Aim of the exercise ▸ Leave every image out, and return the rest of the data word for word.

─── Input material ───

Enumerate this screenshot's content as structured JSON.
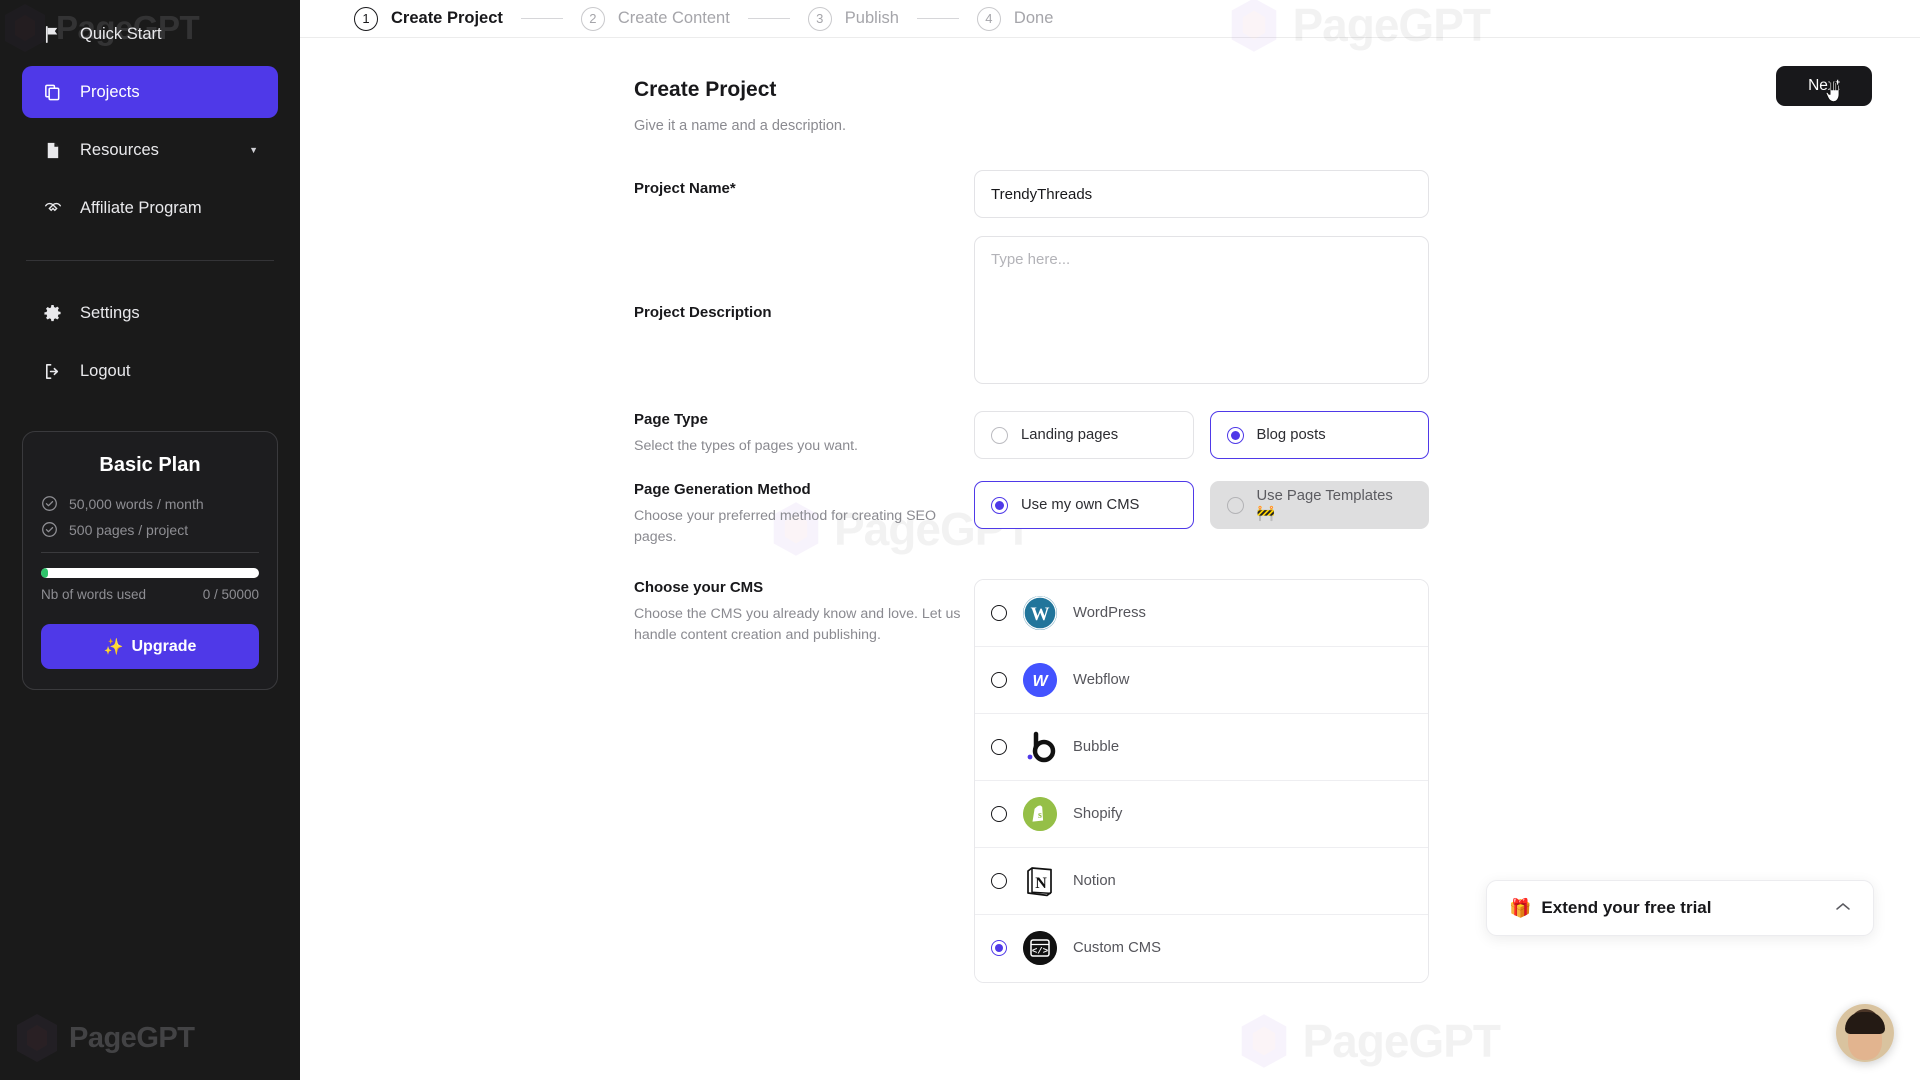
{
  "brand": {
    "name": "PageGPT"
  },
  "sidebar": {
    "items": [
      {
        "label": "Quick Start",
        "icon": "flag-icon",
        "active": false
      },
      {
        "label": "Projects",
        "icon": "documents-icon",
        "active": true
      },
      {
        "label": "Resources",
        "icon": "document-icon",
        "active": false,
        "chevron": "▼"
      },
      {
        "label": "Affiliate Program",
        "icon": "handshake-icon",
        "active": false
      }
    ],
    "lower_items": [
      {
        "label": "Settings",
        "icon": "gear-icon"
      },
      {
        "label": "Logout",
        "icon": "logout-icon"
      }
    ],
    "plan": {
      "title": "Basic Plan",
      "features": [
        "50,000 words / month",
        "500 pages / project"
      ],
      "usage_label": "Nb of words used",
      "usage_value": "0 / 50000",
      "usage_percent": 3,
      "upgrade_label": "Upgrade",
      "upgrade_icon": "✨"
    }
  },
  "stepper": {
    "steps": [
      {
        "num": "1",
        "label": "Create Project",
        "active": true
      },
      {
        "num": "2",
        "label": "Create Content",
        "active": false
      },
      {
        "num": "3",
        "label": "Publish",
        "active": false
      },
      {
        "num": "4",
        "label": "Done",
        "active": false
      }
    ]
  },
  "header": {
    "title": "Create Project",
    "subtitle": "Give it a name and a description.",
    "next_label": "Next"
  },
  "form": {
    "project_name": {
      "label": "Project Name*",
      "value": "TrendyThreads",
      "placeholder": ""
    },
    "project_description": {
      "label": "Project Description",
      "value": "",
      "placeholder": "Type here..."
    },
    "page_type": {
      "label": "Page Type",
      "desc": "Select the types of pages you want.",
      "options": [
        {
          "label": "Landing pages",
          "selected": false,
          "disabled": false
        },
        {
          "label": "Blog posts",
          "selected": true,
          "disabled": false
        }
      ]
    },
    "generation_method": {
      "label": "Page Generation Method",
      "desc": "Choose your preferred method for creating SEO pages.",
      "options": [
        {
          "label": "Use my own CMS",
          "selected": true,
          "disabled": false
        },
        {
          "label": "Use Page Templates 🚧",
          "selected": false,
          "disabled": true
        }
      ]
    },
    "cms": {
      "label": "Choose your CMS",
      "desc": "Choose the CMS you already know and love. Let us handle content creation and publishing.",
      "options": [
        {
          "label": "WordPress",
          "logo": "wordpress-logo",
          "selected": false
        },
        {
          "label": "Webflow",
          "logo": "webflow-logo",
          "selected": false
        },
        {
          "label": "Bubble",
          "logo": "bubble-logo",
          "selected": false
        },
        {
          "label": "Shopify",
          "logo": "shopify-logo",
          "selected": false
        },
        {
          "label": "Notion",
          "logo": "notion-logo",
          "selected": false
        },
        {
          "label": "Custom CMS",
          "logo": "custom-cms-logo",
          "selected": true
        }
      ]
    }
  },
  "trial_widget": {
    "icon": "🎁",
    "label": "Extend your free trial",
    "chevron": "⌃"
  },
  "colors": {
    "accent": "#4f39e8",
    "sidebar_bg": "#1a1a1a",
    "dark_button": "#18181b",
    "progress": "#2fc46b"
  }
}
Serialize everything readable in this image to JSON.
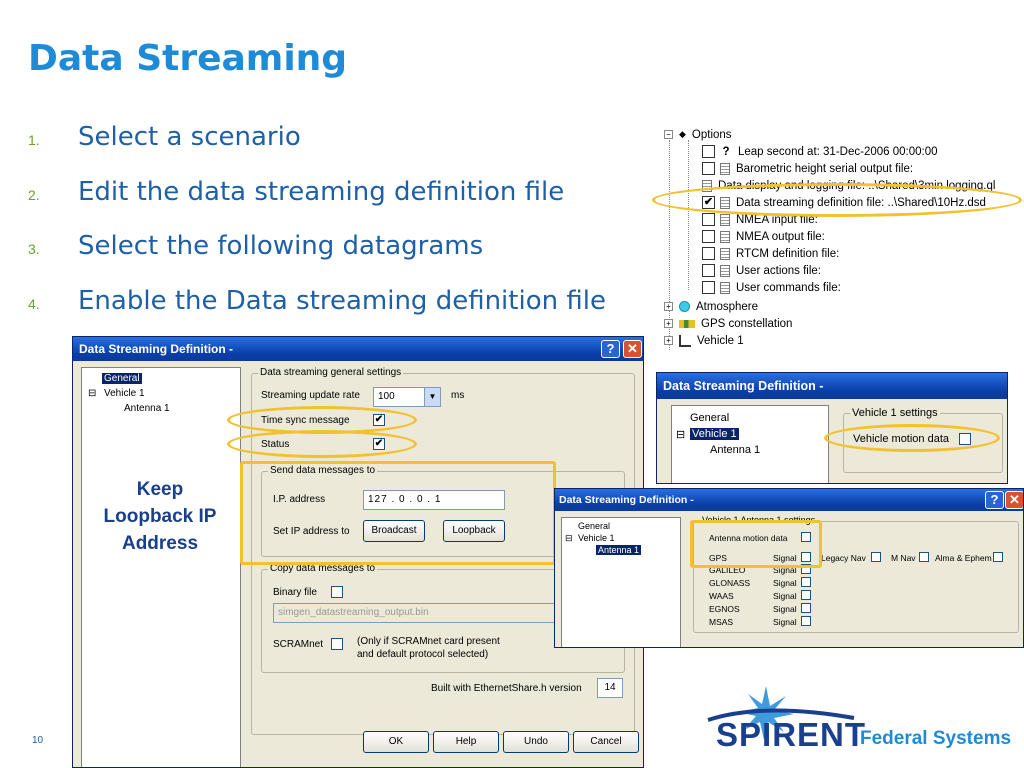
{
  "slide": {
    "title": "Data Streaming",
    "page_number": "10",
    "steps": [
      {
        "num": "1.",
        "text": "Select a scenario"
      },
      {
        "num": "2.",
        "text": "Edit the data streaming definition file"
      },
      {
        "num": "3.",
        "text": "Select the following datagrams"
      },
      {
        "num": "4.",
        "text": "Enable the Data streaming definition file"
      }
    ],
    "callout": "Keep Loopback IP Address"
  },
  "options_tree": {
    "root": "Options",
    "items": [
      {
        "icon": "question-icon",
        "checked": false,
        "text": "Leap second at: 31-Dec-2006 00:00:00"
      },
      {
        "icon": "document-icon",
        "checked": false,
        "text": "Barometric height serial output file:"
      },
      {
        "icon": "document-icon",
        "checked": null,
        "text": "Data display and logging file: ..\\Shared\\3min logging.ql"
      },
      {
        "icon": "document-icon",
        "checked": true,
        "text": "Data streaming definition file: ..\\Shared\\10Hz.dsd"
      },
      {
        "icon": "document-icon",
        "checked": false,
        "text": "NMEA input file:"
      },
      {
        "icon": "document-icon",
        "checked": false,
        "text": "NMEA output file:"
      },
      {
        "icon": "document-icon",
        "checked": false,
        "text": "RTCM definition file:"
      },
      {
        "icon": "document-icon",
        "checked": false,
        "text": "User actions file:"
      },
      {
        "icon": "document-icon",
        "checked": false,
        "text": "User commands file:"
      }
    ],
    "nodes": [
      "Atmosphere",
      "GPS constellation",
      "Vehicle 1"
    ]
  },
  "dialog_main": {
    "title": "Data Streaming Definition -",
    "tree": [
      "General",
      "Vehicle 1",
      "Antenna 1"
    ],
    "general_group": "Data streaming general settings",
    "update_rate_label": "Streaming update rate",
    "update_rate_value": "100",
    "update_rate_unit": "ms",
    "time_sync_label": "Time sync message",
    "time_sync_checked": true,
    "status_label": "Status",
    "status_checked": true,
    "send_group": "Send data messages to",
    "ip_label": "I.P. address",
    "ip_parts": [
      "127",
      "0",
      "0",
      "1"
    ],
    "set_ip_label": "Set IP address to",
    "broadcast_button": "Broadcast",
    "loopback_button": "Loopback",
    "copy_group": "Copy data messages to",
    "binary_label": "Binary file",
    "binary_file": "simgen_datastreaming_output.bin",
    "scramnet_label": "SCRAMnet",
    "scramnet_note_1": "(Only if SCRAMnet card present",
    "scramnet_note_2": "and default protocol selected)",
    "built_with_label": "Built with EthernetShare.h version",
    "version": "14",
    "ok_button": "OK",
    "help_button": "Help",
    "undo_button": "Undo",
    "cancel_button": "Cancel"
  },
  "dialog_vehicle": {
    "title": "Data Streaming Definition -",
    "tree": [
      "General",
      "Vehicle 1",
      "Antenna 1"
    ],
    "group": "Vehicle 1 settings",
    "motion_label": "Vehicle motion data"
  },
  "dialog_antenna": {
    "title": "Data Streaming Definition -",
    "tree": [
      "General",
      "Vehicle 1",
      "Antenna 1"
    ],
    "group": "Vehicle 1 Antenna 1 settings",
    "motion_label": "Antenna motion data",
    "signal_word": "Signal",
    "legacy_nav": "Legacy Nav",
    "m_nav": "M Nav",
    "alma": "Alma & Ephem",
    "systems": [
      "GPS",
      "GALILEO",
      "GLONASS",
      "WAAS",
      "EGNOS",
      "MSAS"
    ]
  },
  "logo": {
    "word": "SPIRENT",
    "sub": "Federal Systems",
    "colors": {
      "navy": "#1b3f8f",
      "blue": "#1f8ad6"
    }
  },
  "colors": {
    "title": "#1f8ad6",
    "step_text": "#1f5fa6",
    "step_num": "#6aa22c",
    "highlight": "#f2c12e"
  }
}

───

Written answer ▸
Enumerate this screenshot's content as structured JSON.
{
  "brand": {
    "name": "PageGPT"
  },
  "sidebar": {
    "items": [
      {
        "label": "Quick Start",
        "icon": "flag-icon",
        "active": false
      },
      {
        "label": "Projects",
        "icon": "documents-icon",
        "active": true
      },
      {
        "label": "Resources",
        "icon": "document-icon",
        "active": false,
        "chevron": "▼"
      },
      {
        "label": "Affiliate Program",
        "icon": "handshake-icon",
        "active": false
      }
    ],
    "lower_items": [
      {
        "label": "Settings",
        "icon": "gear-icon"
      },
      {
        "label": "Logout",
        "icon": "logout-icon"
      }
    ],
    "plan": {
      "title": "Basic Plan",
      "features": [
        "50,000 words / month",
        "500 pages / project"
      ],
      "usage_label": "Nb of words used",
      "usage_value": "0 / 50000",
      "usage_percent": 3,
      "upgrade_label": "Upgrade",
      "upgrade_icon": "✨"
    }
  },
  "stepper": {
    "steps": [
      {
        "num": "1",
        "label": "Create Project",
        "active": true
      },
      {
        "num": "2",
        "label": "Create Content",
        "active": false
      },
      {
        "num": "3",
        "label": "Publish",
        "active": false
      },
      {
        "num": "4",
        "label": "Done",
        "active": false
      }
    ]
  },
  "header": {
    "title": "Create Project",
    "subtitle": "Give it a name and a description.",
    "next_label": "Next"
  },
  "form": {
    "project_name": {
      "label": "Project Name*",
      "value": "TrendyThreads",
      "placeholder": ""
    },
    "project_description": {
      "label": "Project Description",
      "value": "",
      "placeholder": "Type here..."
    },
    "page_type": {
      "label": "Page Type",
      "desc": "Select the types of pages you want.",
      "options": [
        {
          "label": "Landing pages",
          "selected": false,
          "disabled": false
        },
        {
          "label": "Blog posts",
          "selected": true,
          "disabled": false
        }
      ]
    },
    "generation_method": {
      "label": "Page Generation Method",
      "desc": "Choose your preferred method for creating SEO pages.",
      "options": [
        {
          "label": "Use my own CMS",
          "selected": true,
          "disabled": false
        },
        {
          "label": "Use Page Templates 🚧",
          "selected": false,
          "disabled": true
        }
      ]
    },
    "cms": {
      "label": "Choose your CMS",
      "desc": "Choose the CMS you already know and love. Let us handle content creation and publishing.",
      "options": [
        {
          "label": "WordPress",
          "logo": "wordpress-logo",
          "selected": false
        },
        {
          "label": "Webflow",
          "logo": "webflow-logo",
          "selected": false
        },
        {
          "label": "Bubble",
          "logo": "bubble-logo",
          "selected": false
        },
        {
          "label": "Shopify",
          "logo": "shopify-logo",
          "selected": false
        },
        {
          "label": "Notion",
          "logo": "notion-logo",
          "selected": false
        },
        {
          "label": "Custom CMS",
          "logo": "custom-cms-logo",
          "selected": true
        }
      ]
    }
  },
  "trial_widget": {
    "icon": "🎁",
    "label": "Extend your free trial",
    "chevron": "⌃"
  },
  "colors": {
    "accent": "#4f39e8",
    "sidebar_bg": "#1a1a1a",
    "dark_button": "#18181b",
    "progress": "#2fc46b"
  }
}
Serialize everything readable in this image to JSON.
{
  "slide": {
    "title": "Data Streaming",
    "page_number": "10",
    "steps": [
      {
        "num": "1.",
        "text": "Select a scenario"
      },
      {
        "num": "2.",
        "text": "Edit the data streaming definition file"
      },
      {
        "num": "3.",
        "text": "Select the following datagrams"
      },
      {
        "num": "4.",
        "text": "Enable the Data streaming definition file"
      }
    ],
    "callout": "Keep Loopback IP Address"
  },
  "options_tree": {
    "root": "Options",
    "items": [
      {
        "icon": "question-icon",
        "checked": false,
        "text": "Leap second at: 31-Dec-2006 00:00:00"
      },
      {
        "icon": "document-icon",
        "checked": false,
        "text": "Barometric height serial output file:"
      },
      {
        "icon": "document-icon",
        "checked": null,
        "text": "Data display and logging file: ..\\Shared\\3min logging.ql"
      },
      {
        "icon": "document-icon",
        "checked": true,
        "text": "Data streaming definition file: ..\\Shared\\10Hz.dsd"
      },
      {
        "icon": "document-icon",
        "checked": false,
        "text": "NMEA input file:"
      },
      {
        "icon": "document-icon",
        "checked": false,
        "text": "NMEA output file:"
      },
      {
        "icon": "document-icon",
        "checked": false,
        "text": "RTCM definition file:"
      },
      {
        "icon": "document-icon",
        "checked": false,
        "text": "User actions file:"
      },
      {
        "icon": "document-icon",
        "checked": false,
        "text": "User commands file:"
      }
    ],
    "nodes": [
      "Atmosphere",
      "GPS constellation",
      "Vehicle 1"
    ]
  },
  "dialog_main": {
    "title": "Data Streaming Definition -",
    "tree": [
      "General",
      "Vehicle 1",
      "Antenna 1"
    ],
    "general_group": "Data streaming general settings",
    "update_rate_label": "Streaming update rate",
    "update_rate_value": "100",
    "update_rate_unit": "ms",
    "time_sync_label": "Time sync message",
    "time_sync_checked": true,
    "status_label": "Status",
    "status_checked": true,
    "send_group": "Send data messages to",
    "ip_label": "I.P. address",
    "ip_parts": [
      "127",
      "0",
      "0",
      "1"
    ],
    "set_ip_label": "Set IP address to",
    "broadcast_button": "Broadcast",
    "loopback_button": "Loopback",
    "copy_group": "Copy data messages to",
    "binary_label": "Binary file",
    "binary_file": "simgen_datastreaming_output.bin",
    "scramnet_label": "SCRAMnet",
    "scramnet_note_1": "(Only if SCRAMnet card present",
    "scramnet_note_2": "and default protocol selected)",
    "built_with_label": "Built with EthernetShare.h version",
    "version": "14",
    "ok_button": "OK",
    "help_button": "Help",
    "undo_button": "Undo",
    "cancel_button": "Cancel"
  },
  "dialog_vehicle": {
    "title": "Data Streaming Definition -",
    "tree": [
      "General",
      "Vehicle 1",
      "Antenna 1"
    ],
    "group": "Vehicle 1 settings",
    "motion_label": "Vehicle motion data"
  },
  "dialog_antenna": {
    "title": "Data Streaming Definition -",
    "tree": [
      "General",
      "Vehicle 1",
      "Antenna 1"
    ],
    "group": "Vehicle 1 Antenna 1 settings",
    "motion_label": "Antenna motion data",
    "signal_word": "Signal",
    "legacy_nav": "Legacy Nav",
    "m_nav": "M Nav",
    "alma": "Alma & Ephem",
    "systems": [
      "GPS",
      "GALILEO",
      "GLONASS",
      "WAAS",
      "EGNOS",
      "MSAS"
    ]
  },
  "logo": {
    "word": "SPIRENT",
    "sub": "Federal Systems",
    "colors": {
      "navy": "#1b3f8f",
      "blue": "#1f8ad6"
    }
  },
  "colors": {
    "title": "#1f8ad6",
    "step_text": "#1f5fa6",
    "step_num": "#6aa22c",
    "highlight": "#f2c12e"
  }
}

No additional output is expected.